The VS-300 (above ) invented and designed by Ukrainian aviation pioneer Igor Sikorsky, wasn’t the first helicopter to fly, but it was the first to boast the single-rotor configuration that is so common today (below).
The magazine, full of admiration for the design, said: ‘The new helicopter… is equipped with a single lifting rotor, because the maximum lifting and forward flight efficiency are secured thereby and because the overall dimensions are kept down to a minimum.’ The article added that ‘with the engine placed immediately below the rotor hub, the transmission system is reduced to its barest elements.’
To counteract the turning force exerted by the rotor — which would otherwise cause the fuselage to spin round, Sikorsky introduced a small auxiliary airscrew at the tail. Rotating in a plane parallel to the plane of symmetry of the aircraft, this provided lateral thrust and counteracted the torque of the main rotor. ‘When the pitch of this airscrew is varied,’ wrote The Engineer, ‘its thrust is varied. Hence rudder action is provided.’
The article added that the two additional airscrews mounted on outriggers from the tail of the fuselage could be used to give lateral and longitudinal control providing ‘control about all three axes.’

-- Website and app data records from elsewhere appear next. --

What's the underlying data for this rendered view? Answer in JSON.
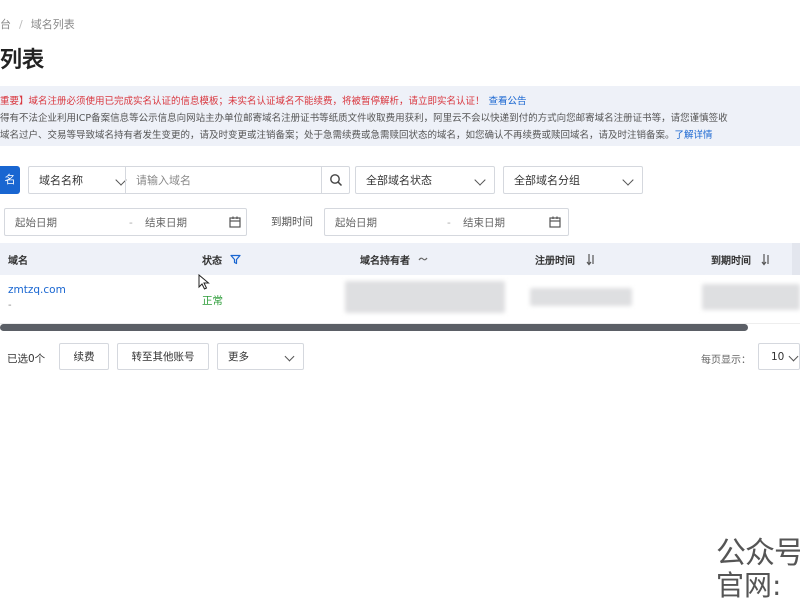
{
  "breadcrumb": {
    "parent": "台",
    "separator": "/",
    "current": "域名列表"
  },
  "page_title": "列表",
  "notice": {
    "line1": "重要】域名注册必须使用已完成实名认证的信息模板；未实名认证域名不能续费，将被暂停解析，请立即实名认证！",
    "line1_link": "查看公告",
    "line2": "得有不法企业利用ICP备案信息等公示信息向网站主办单位邮寄域名注册证书等纸质文件收取费用获利，阿里云不会以快递到付的方式向您邮寄域名注册证书等，请您谨慎签收",
    "line3": "域名过户、交易等导致域名持有者发生变更的，请及时变更或注销备案；处于急需续费或急需赎回状态的域名，如您确认不再续费或赎回域名，请及时注销备案。",
    "line3_link": "了解详情"
  },
  "filters": {
    "primary_button": "名",
    "search_type": "域名名称",
    "search_placeholder": "请输入域名",
    "status_select": "全部域名状态",
    "group_select": "全部域名分组",
    "start_date_placeholder": "起始日期",
    "end_date_placeholder": "结束日期",
    "expire_label": "到期时间",
    "expire_start_placeholder": "起始日期",
    "expire_end_placeholder": "结束日期",
    "date_separator": "-"
  },
  "table": {
    "columns": [
      "域名",
      "状态",
      "域名持有者",
      "注册时间",
      "到期时间"
    ],
    "rows": [
      {
        "domain": "zmtzq.com",
        "sub": "-",
        "status": "正常"
      }
    ]
  },
  "footer": {
    "selected": "已选0个",
    "renew_button": "续费",
    "transfer_button": "转至其他账号",
    "more_select": "更多",
    "page_size_label": "每页显示：",
    "page_size": "10"
  },
  "watermark": {
    "line1": "公众号",
    "line2": "官网:"
  },
  "colors": {
    "accent": "#1966d1",
    "status_ok": "#2e9d3a",
    "warning": "#d9363e",
    "header_bg": "#eef1f8"
  }
}
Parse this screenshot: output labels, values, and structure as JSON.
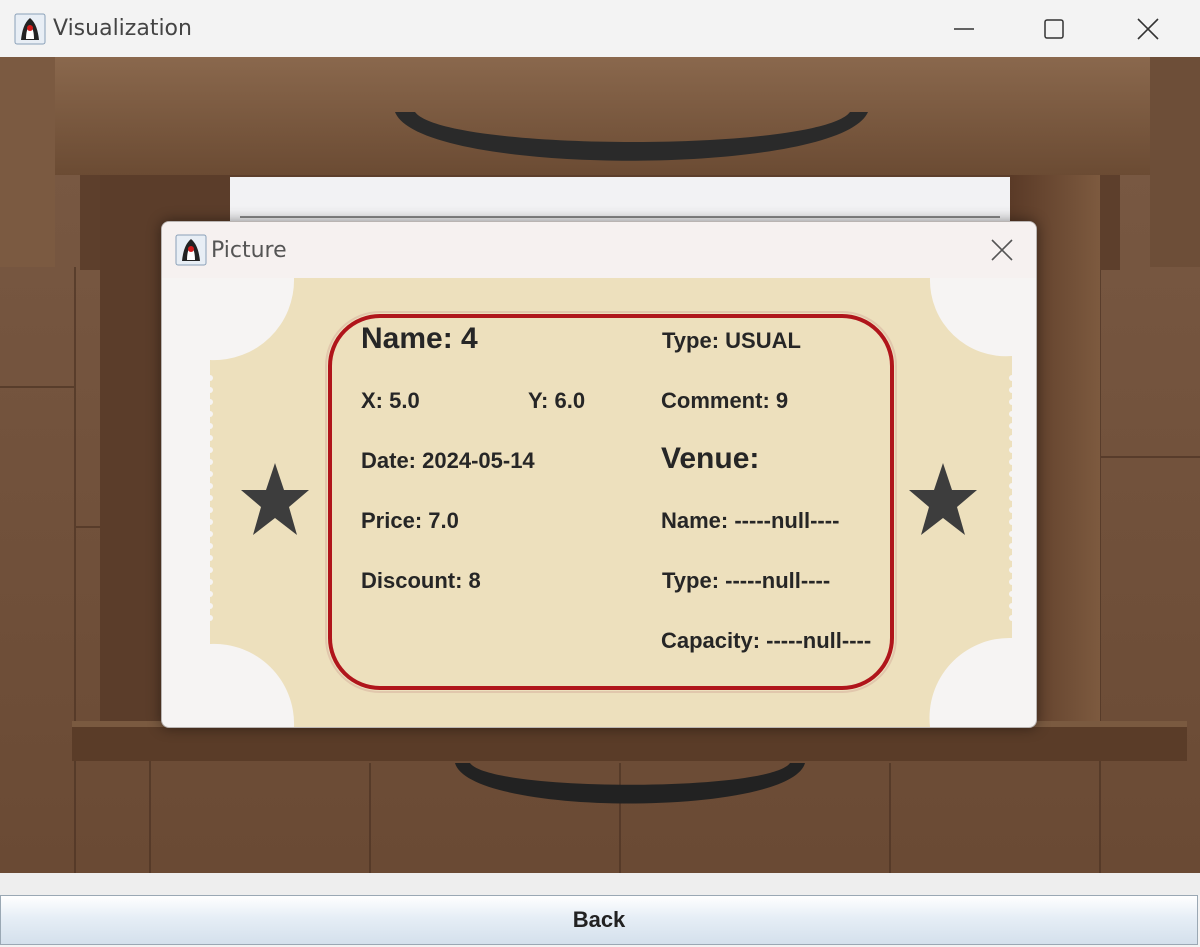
{
  "window": {
    "title": "Visualization",
    "icon": "java-duke-icon"
  },
  "dialog": {
    "title": "Picture",
    "icon": "java-duke-icon"
  },
  "ticket": {
    "name": "Name: 4",
    "x": "X: 5.0",
    "y": "Y: 6.0",
    "date": "Date: 2024-05-14",
    "price": "Price: 7.0",
    "discount": "Discount: 8",
    "type": "Type: USUAL",
    "comment": "Comment: 9",
    "venue_heading": "Venue:",
    "venue_name": "Name: -----null----",
    "venue_type": "Type: -----null----",
    "venue_capacity": "Capacity: -----null----"
  },
  "buttons": {
    "back": "Back"
  },
  "colors": {
    "ticket_paper": "#ede0bd",
    "ticket_border": "#b0151b",
    "star": "#3d3d3d",
    "wood": "#6e4a32"
  }
}
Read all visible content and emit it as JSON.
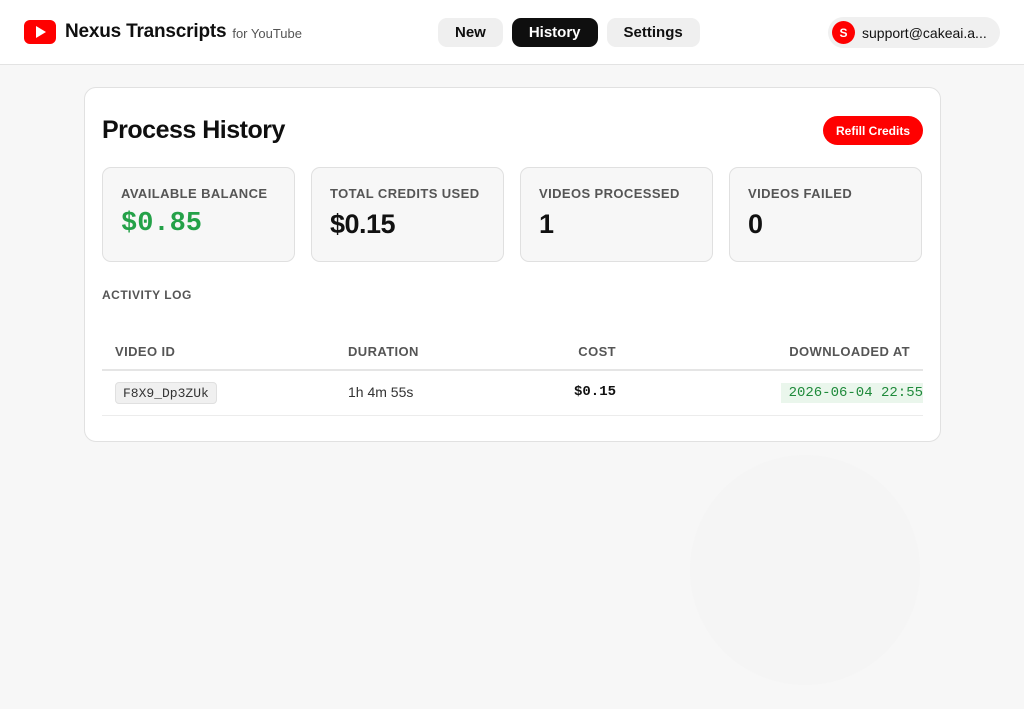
{
  "brand": {
    "name": "Nexus Transcripts",
    "sub": "for YouTube"
  },
  "nav": {
    "items": [
      "New",
      "History",
      "Settings"
    ],
    "active": "History"
  },
  "account": {
    "initial": "S",
    "email": "support@cakeai.a..."
  },
  "page": {
    "title": "Process History",
    "refill_label": "Refill Credits"
  },
  "stats": [
    {
      "label": "AVAILABLE BALANCE",
      "value": "$0.85"
    },
    {
      "label": "TOTAL CREDITS USED",
      "value": "$0.15"
    },
    {
      "label": "VIDEOS PROCESSED",
      "value": "1"
    },
    {
      "label": "VIDEOS FAILED",
      "value": "0"
    }
  ],
  "activity": {
    "label": "ACTIVITY LOG",
    "columns": [
      "VIDEO ID",
      "DURATION",
      "COST",
      "DOWNLOADED AT"
    ],
    "rows": [
      {
        "video_id": "F8X9_Dp3ZUk",
        "duration": "1h 4m 55s",
        "cost": "$0.15",
        "downloaded_at": "2026-06-04 22:55"
      }
    ]
  },
  "colors": {
    "brand_red": "#ff0000",
    "balance_green": "#24a148",
    "date_green": "#1f8a3b"
  },
  "icons": {
    "logo": "youtube-play-icon"
  }
}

The article was written shortly after the VS-300’s maiden flight. And although it hadn’t risen to any great heights, the magazine was justifiably confident that it soon would. ‘We congratulate Mr Sikorsky on an elegant solution to the helicopter problem, and await further progress with real expectations,’ it said.